Should Malky Mackay be in the running for the Scotland job?
Malky Mackay may be currently at the helm of the Scotland national side, taking charge in their friendly against the Netherlands, but it is not on a permanent basis. In fact, the SFA boss Stewart Regan has ruled out the former Cardiff City manager taking on the role full-time altogether. However, that has not stopped speculation on whether he is suitable - or indeed, unsuitable - for the job.
When Mackay first joined the national side as a 'performance manager' last year, with the responsibility to oversee the development of young players, there was opposition to his appointment in that position. After leaving the Bluebirds in 2014, and on the brink of joining Crystal Palace as their new manager, a dossier was sent to the FA, which included text messages between him and Cardiff City's sporting director Iain Moody that were considered to be racist, sexist and homophobic. He later joined Wigan Athletic, but was sacked after 25 games at the DW Stadium in 2015.
Despite his involvement in the scandal, anti-racism group Kick It Out believes he should be given a second chance. The group's chairman Lord Ouseley defended Mackay, saying "he is not Harvey Weinstein", the Telegraph reports.
Lord Ouseley said: “He [Mackay] was caught up in stuff that was unacceptable and he paid a very big price for that, both in terms of his own reputation and, indeed, his job prospects.
“People learn from their mistakes and hopefully Malky has and will demonstrate on behalf of the people of Scotland and to the people of Scotland that he’s worthy of such a position. People need to move on. He is not Harvey Weinstein.”
The Scotsman argues that Mackay should distance himself from the Scotland job. The manager sounds "bolshier, more confident" and clearly welcoming the speculation around whether he will replace Gordon Strachan on a permanent basis. The 45-year-old really should have conveyed the impression of a humbler man when asked about the job, but opted for something more than Project Brave - it was Project Brass Neck, the Scotsman concludes.
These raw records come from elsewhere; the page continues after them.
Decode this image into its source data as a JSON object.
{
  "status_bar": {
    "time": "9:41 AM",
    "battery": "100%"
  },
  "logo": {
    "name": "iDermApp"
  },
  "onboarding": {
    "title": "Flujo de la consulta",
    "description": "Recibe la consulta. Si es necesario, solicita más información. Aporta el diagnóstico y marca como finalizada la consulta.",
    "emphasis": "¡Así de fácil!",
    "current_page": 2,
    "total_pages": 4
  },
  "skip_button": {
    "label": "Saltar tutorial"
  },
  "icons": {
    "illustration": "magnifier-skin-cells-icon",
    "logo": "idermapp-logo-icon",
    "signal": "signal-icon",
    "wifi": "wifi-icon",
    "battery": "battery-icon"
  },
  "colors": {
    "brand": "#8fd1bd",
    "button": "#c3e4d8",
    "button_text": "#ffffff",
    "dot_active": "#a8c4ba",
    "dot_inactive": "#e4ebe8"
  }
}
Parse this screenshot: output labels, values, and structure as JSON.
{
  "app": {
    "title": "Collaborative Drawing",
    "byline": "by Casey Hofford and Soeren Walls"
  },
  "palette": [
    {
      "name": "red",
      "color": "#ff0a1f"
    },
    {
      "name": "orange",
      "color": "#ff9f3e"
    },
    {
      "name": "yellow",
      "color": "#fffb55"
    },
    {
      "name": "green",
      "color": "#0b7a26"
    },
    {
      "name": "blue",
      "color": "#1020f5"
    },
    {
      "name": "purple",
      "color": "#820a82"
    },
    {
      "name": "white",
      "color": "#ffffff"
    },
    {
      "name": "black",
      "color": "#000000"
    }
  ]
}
The caretaker manager brings "controversy and a patchy coaching history", the Guardian's Ewan Murray argues, and he should not - and barring something strange - will not return to being performance manager for Scotland once a replacement is found.
Murray writes: "If Malky Mackay’s role in the scandal that engulfed him post-Cardiff City is commonly exaggerated, so too is his level of managerial talent.
"There had been decent, not stunning, success hardly far removed from a host of other coaches even before the Scot’s brief and disastrous spell in charge of Wigan Athletic."
He adds: "Mackay should be left alone to continue a hugely important background job, thereby potentially re-establishing a solid professional reputation."